The Many Uses For Alidades & Telescopic Alidades

Who doesn’t love an alidade? We sure do, and not only do we sell a high-quality, military-grade telescopic alidade, we also enjoy spreading some information about alidades and the many tasks they help professionals accomplish every day.

Surveying Tasks

Telescopic alidades have been used by surveyors since the early 19th century. Along with a plane table, these two tools were essential for mapping and surveying tasks. Alidades also are components in theodolites, another must-have surveying tool.

These days, theodolites are more commonly used, as well as total stations, for many surveying tasks. But there are a few people who still will grab a small alidade and a plane table and take these out in the field to survey a parcel of land.

The surveyor will mount the plane table onto a tripod and adjust the table to ensure that it is level. The alidade is then used as a sighting instrument to help make calculations regarding the land topography and these measurements are noted in a log book and on the survey drawing affixed to the plane table.

Fire Safety & Support

Throughout the United States, there are more than 1,000 lookout towers.
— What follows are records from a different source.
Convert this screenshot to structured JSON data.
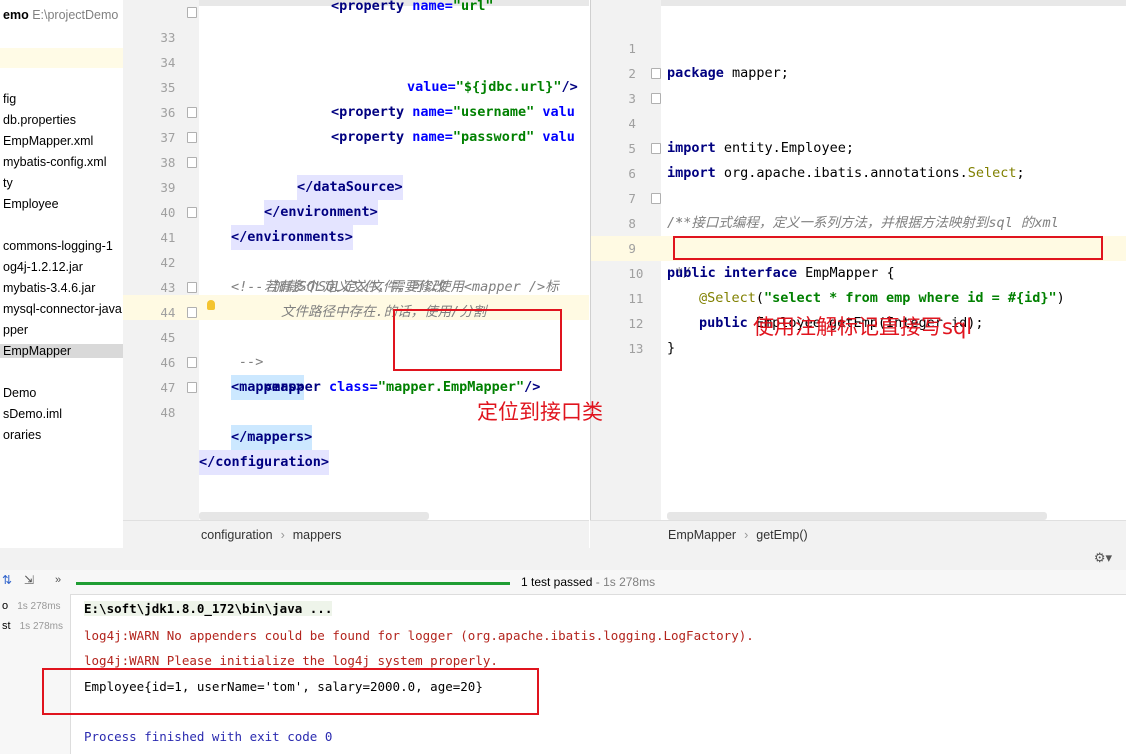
{
  "project_tree": {
    "project_name": "emo",
    "project_path": "E:\\projectDemo",
    "items": [
      "fig",
      "db.properties",
      "EmpMapper.xml",
      "mybatis-config.xml",
      "ty",
      "Employee",
      "commons-logging-1",
      "og4j-1.2.12.jar",
      "mybatis-3.4.6.jar",
      "mysql-connector-java",
      "pper",
      "EmpMapper",
      "Demo",
      "sDemo.iml",
      "oraries"
    ],
    "selected": "EmpMapper"
  },
  "left_editor": {
    "lines": [
      {
        "num": "33",
        "code": "<property name=\"url\""
      },
      {
        "num": "34",
        "code": "value=\"${jdbc.url}\"/>"
      },
      {
        "num": "35",
        "code": "<property name=\"username\" valu"
      },
      {
        "num": "36",
        "code": "<property name=\"password\" valu"
      },
      {
        "num": "37",
        "code": "</dataSource>"
      },
      {
        "num": "38",
        "code": "</environment>"
      },
      {
        "num": "39",
        "code": "</environments>"
      },
      {
        "num": "40",
        "code": ""
      },
      {
        "num": "41",
        "code": "<!-- 加载SQL定义文件，需要修改"
      },
      {
        "num": "42",
        "code": "若有多个SQL定义文件，可以使用<mapper />标"
      },
      {
        "num": "43",
        "code": "文件路径中存在.的话，使用/分割"
      },
      {
        "num": "44",
        "code": "-->"
      },
      {
        "num": "45",
        "code": "<mappers>"
      },
      {
        "num": "46",
        "code": "<mapper class=\"mapper.EmpMapper\"/>"
      },
      {
        "num": "47",
        "code": "</mappers>"
      },
      {
        "num": "48",
        "code": "</configuration>"
      }
    ],
    "breadcrumb": [
      "configuration",
      "mappers"
    ]
  },
  "right_editor": {
    "lines": [
      {
        "num": "1",
        "code": "package mapper;"
      },
      {
        "num": "2",
        "code": ""
      },
      {
        "num": "3",
        "code": "import entity.Employee;"
      },
      {
        "num": "4",
        "code": "import org.apache.ibatis.annotations.Select;"
      },
      {
        "num": "5",
        "code": ""
      },
      {
        "num": "6",
        "code": "/**"
      },
      {
        "num": "7",
        "code": " * 接口式编程，定义一系列方法，并根据方法映射到sql 的xml"
      },
      {
        "num": "8",
        "code": " */"
      },
      {
        "num": "9",
        "code": "public interface EmpMapper {"
      },
      {
        "num": "10",
        "code": "@Select(\"select * from emp where id = #{id}\")"
      },
      {
        "num": "11",
        "code": "public Employee getEmp(Integer id);"
      },
      {
        "num": "12",
        "code": "}"
      },
      {
        "num": "13",
        "code": ""
      }
    ],
    "breadcrumb": [
      "EmpMapper",
      "getEmp()"
    ]
  },
  "annotations": {
    "left_note": "定位到接口类",
    "right_note": "使用注解标记直接写sql"
  },
  "run_panel": {
    "status": "1 test passed",
    "status_time": "- 1s 278ms",
    "tests": [
      {
        "label": "o",
        "time": "1s 278ms"
      },
      {
        "label": "st",
        "time": "1s 278ms"
      }
    ],
    "console": [
      "E:\\soft\\jdk1.8.0_172\\bin\\java ...",
      "log4j:WARN No appenders could be found for logger (org.apache.ibatis.logging.LogFactory).",
      "log4j:WARN Please initialize the log4j system properly.",
      "Employee{id=1, userName='tom', salary=2000.0, age=20}",
      "",
      "Process finished with exit code 0"
    ]
  },
  "colors": {
    "annotation_red": "#e0141e",
    "progress_green": "#1f9d33"
  }
}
These towers typically are staffed by individuals (fire lookouts) working for the U.S. Forest Service who spend their days looking for fires in wilderness areas.

In some cases, the towers are tall structures accessed by an abundance of stairs. In other cases, the towers might be placed at the tops of mountains or hills which offer a substantial view of a wide area.

Fire lookout towers tend to be fairly simple structures equipped with just a few tools, such as binoculars, a two-way radio and an alidade. For lookout purposes this alidade is a circular map with a compass mounted on it. This helps identify precisely where a fire has started, and in which direction it might be moving. The proper name for this type of alidade is an Osborne Firefinder, which was named in honor of its inventor W.B. Osborne.

Many of these lookouts are historic structures, and you can learn more about them at http://nhlr.org/, which keeps a listing of every historic lookout in the United States, some of which are even available for rent and you actually can spend the night in an old lookout tower.

Astronomy & Navigation

Alidades have been used by astronomers for centuries to help plot the location of stars. Early versions of alidades were just staffs that included a sighting slot, but alidades also often were part of a device called an astrolabe.

The astrolabe, is a circular device that was used not only to locate the positions of stars and create star maps, it also was used tell time and to help people determine their location. Many of these astrolabes were small and easily hand-held, which meant if you wanted to check your location on a sea voyage or determine what time it was, this handy tool was easy to tote just about anywhere.

It’s likely that famous sea explorers such as Christopher Columbus, Magellan and others had astrolabes with alidades aboard their ships. Today, modern ships come equipped with high-tech GPS and other navigational equipment, but the alidade is still a common fixture, as well. Alidades are used today as components on giant radio telescopes, such as the Arecibo Telescope in Puerto Rico and the Green Bank Telescope in West Virginia, although these alidades obviously no resemblance to the telescopic alidades we produce.

Telescopic marine alidades are mounted on Navy ships and other large seafaring vessels. These devices are used to sight objects in the distance. For instance, a soldier on an aircraft carrier might look through the alidade to identify the location of another large ship. You also could use the alidade to determine your own vessel’s position, using a landmark as a point of reference.

Our WK-13-7500 Telescopic Marine Alidade is a durable piece of equipment meant for navigational use on large ships, such as Navy vessels. Our telescopic alidade includes a reticle-equipped, terrestrial telescope for viewing distance objects and an auxiliary optical system for viewing the compass card and the bubble in the level vial.

Bookmark the permalink.

Comments are closed.